Video has ended up dominating social media platforms for a couple of reasons, but the main one is money. Because the creative gold standard of advertising was – for years – the 30 second TV spot, the amounts you can charge for video advertising slots has always been way more than other forms like search or display ads. So after Facebook and Google had taken the display ad budgets from newspapers and magazines, they turned their attention to getting some of the much bigger budgets spent on TV ads. But this raised an interesting problem – when you have so much data about user behaviours around video, what should you count as a view?
During the decades when TV was king, it was in the broadcasters’ interests to agree on an independent standard metric, working with companies like Nielsen to produce TV ratings that advertisers would trust. But the new digital platforms of the last 20 years wanted to mark their own homework, each of them using different metrics to measure a ‘view’. This has led to a huge diversity of what a view is – on most social platforms it’s now only a couple of seconds, whilst Netflix’s most important metric is how many people complete a whole season within the first month it is released.
So we’ve gone from an era when the amount of data was tiny, but everyone believed in the same analysis, to one where the data is almost infinite, but it can be interpreted into many many different stories. That’s because the stories differ depending on what decision you’re making – if you’re optimising an algorithm, you want to know if someone stops swiping long enough to watch something; if you’re commissioning a hugely expensive bingeable series, you want to know that people won’t drop out after the second episode; if you’re selling advertising, you want the smallest amount of attention that your advertisers will accept to represent a real person watching; and if you’re a creator, you want as much data as you can to know where your format’s strong and weak points are.
Tell me something I don’t know
We might feel uneasy about how much we are tracked by our devices now, but that wasn’t always the case. In 2004, a proposed change to Nielsen’s TV ratings technology was opposed by a ‘Don’t Count Us Out’ campaign, arguing that the new technology would undercount black audiences, and calling for Nielsen to make sure they included them in their measurement. But the campaign wasn’t as grassroots as it seemed – the campaign was funded by Rupert Murdoch’s News Corp, who thought the new metrics would massively impact the ratings for their right-wing Fox News Network.

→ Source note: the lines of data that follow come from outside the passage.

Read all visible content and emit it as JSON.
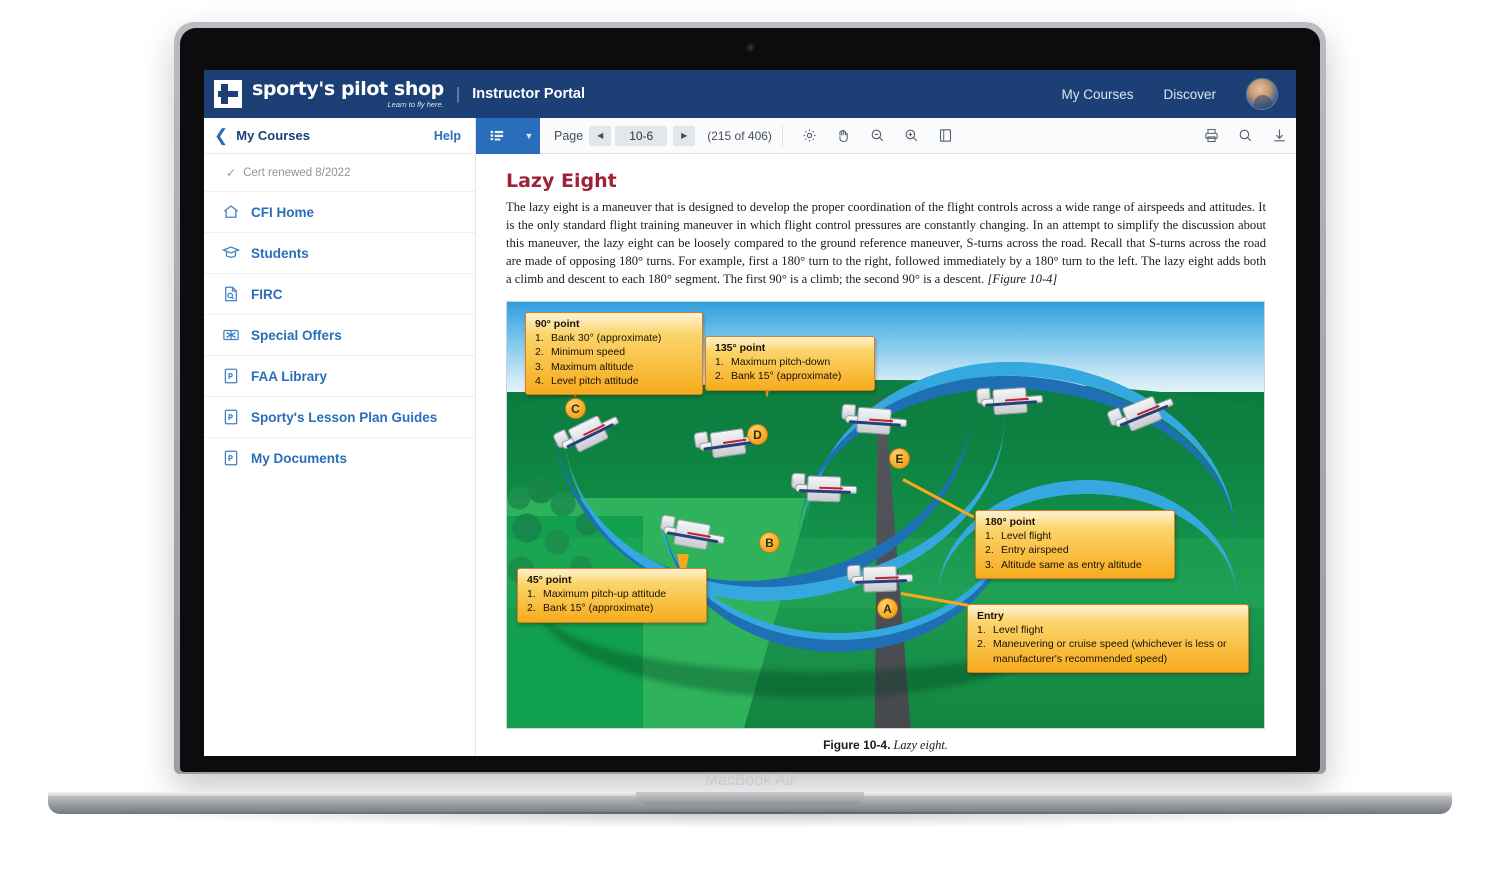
{
  "device": {
    "label": "MacBook Air"
  },
  "topnav": {
    "brand_name": "sporty's pilot shop",
    "brand_tagline": "Learn to fly here.",
    "divider": "|",
    "portal_title": "Instructor Portal",
    "links": [
      {
        "label": "My Courses"
      },
      {
        "label": "Discover"
      }
    ]
  },
  "sidebar": {
    "back_label": "My Courses",
    "help_label": "Help",
    "cert_status": "Cert renewed 8/2022",
    "items": [
      {
        "label": "CFI Home",
        "icon": "home-icon"
      },
      {
        "label": "Students",
        "icon": "graduation-cap-icon"
      },
      {
        "label": "FIRC",
        "icon": "document-search-icon"
      },
      {
        "label": "Special Offers",
        "icon": "gift-ticket-icon"
      },
      {
        "label": "FAA Library",
        "icon": "pdf-file-icon"
      },
      {
        "label": "Sporty's Lesson Plan Guides",
        "icon": "pdf-file-icon"
      },
      {
        "label": "My Documents",
        "icon": "pdf-file-icon"
      }
    ]
  },
  "toolbar": {
    "sidebar_toggle_icon": "list-view-icon",
    "caret_icon": "chevron-down-icon",
    "page_label": "Page",
    "prev_icon": "triangle-left-icon",
    "next_icon": "triangle-right-icon",
    "page_value": "10-6",
    "page_count": "(215 of 406)",
    "tools": [
      {
        "name": "settings-icon"
      },
      {
        "name": "pan-hand-icon"
      },
      {
        "name": "zoom-out-icon"
      },
      {
        "name": "zoom-in-icon"
      },
      {
        "name": "page-layout-icon"
      }
    ],
    "right_tools": [
      {
        "name": "print-icon"
      },
      {
        "name": "search-icon"
      },
      {
        "name": "download-icon"
      }
    ]
  },
  "document": {
    "heading": "Lazy Eight",
    "body": "The lazy eight is a maneuver that is designed to develop the proper coordination of the flight controls across a wide range of airspeeds and attitudes. It is the only standard flight training maneuver in which flight control pressures are constantly changing. In an attempt to simplify the discussion about this maneuver, the lazy eight can be loosely compared to the ground reference maneuver, S-turns across the road. Recall that S-turns across the road are made of opposing 180° turns. For example, first a 180° turn to the right, followed immediately by a 180° turn to the left. The lazy eight adds both a climb and descent to each 180° segment. The first 90° is a climb; the second 90° is a descent.",
    "body_reference": "[Figure 10-4]",
    "figure": {
      "caption_label": "Figure 10-4.",
      "caption_text": "Lazy eight.",
      "markers": [
        "A",
        "B",
        "C",
        "D",
        "E"
      ],
      "callouts": [
        {
          "title": "90° point",
          "items": [
            "Bank 30° (approximate)",
            "Minimum speed",
            "Maximum altitude",
            "Level pitch attitude"
          ]
        },
        {
          "title": "135° point",
          "items": [
            "Maximum pitch-down",
            "Bank 15° (approximate)"
          ]
        },
        {
          "title": "45° point",
          "items": [
            "Maximum pitch-up attitude",
            "Bank 15° (approximate)"
          ]
        },
        {
          "title": "180° point",
          "items": [
            "Level flight",
            "Entry airspeed",
            "Altitude same as entry altitude"
          ]
        },
        {
          "title": "Entry",
          "items": [
            "Level flight",
            "Maneuvering or cruise speed (whichever is less or manufacturer's recommended speed)"
          ]
        }
      ]
    }
  },
  "colors": {
    "brand_navy": "#1c4075",
    "link_blue": "#2a6ebb",
    "heading_red": "#9d2235",
    "callout_orange": "#f7a81c"
  }
}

In the golden era of TV from the 1970s-90s, writers and directors often wouldn’t get any data about TV ratings. In this clip from a documentary about the cult British sitcom Blackadder, writer and director Richard Curtis tells the story of how he used to walk the streets of London looking in people’s windows as the show was broadcast, as it was the only way he knew if people were watching and laughing.
Give me some numbers
The COVID pandemic led to a huge rise in video viewing. According to OFCOM, UK viewers total daily video consumption on all devices went from 4 hrs 52 mins in 2019 to 5 hrs 41 mins in 2020, although this slipped back half an hour to 5 hrs 16 mins in 2021.
Of the 30 most watched US TV broadcasts of all time, 21 of them are Superbowls, and none of the others were broadcast in the 21st century.
Ok, I want to know more
This great post from Hootsuite goes into detail about the way the YouTube algorithm has changed over the years
And this fantastic post from Gibson Biddle, former VP of Product at Netflix, gives a detailed account of how Netflix has used data to personalise content for users, from the days they sent physical discs through the post to the current VOD platform.
This Slate article goes deep into Facebook’s ‘pivot to video’ in 2014, and how they deceived publishers and advertisers about the amount of video viewing on their platform.
And Freddie De Boer tells the story of what happens when metrics drive video makers to focus on numbers and revenue more than actual content.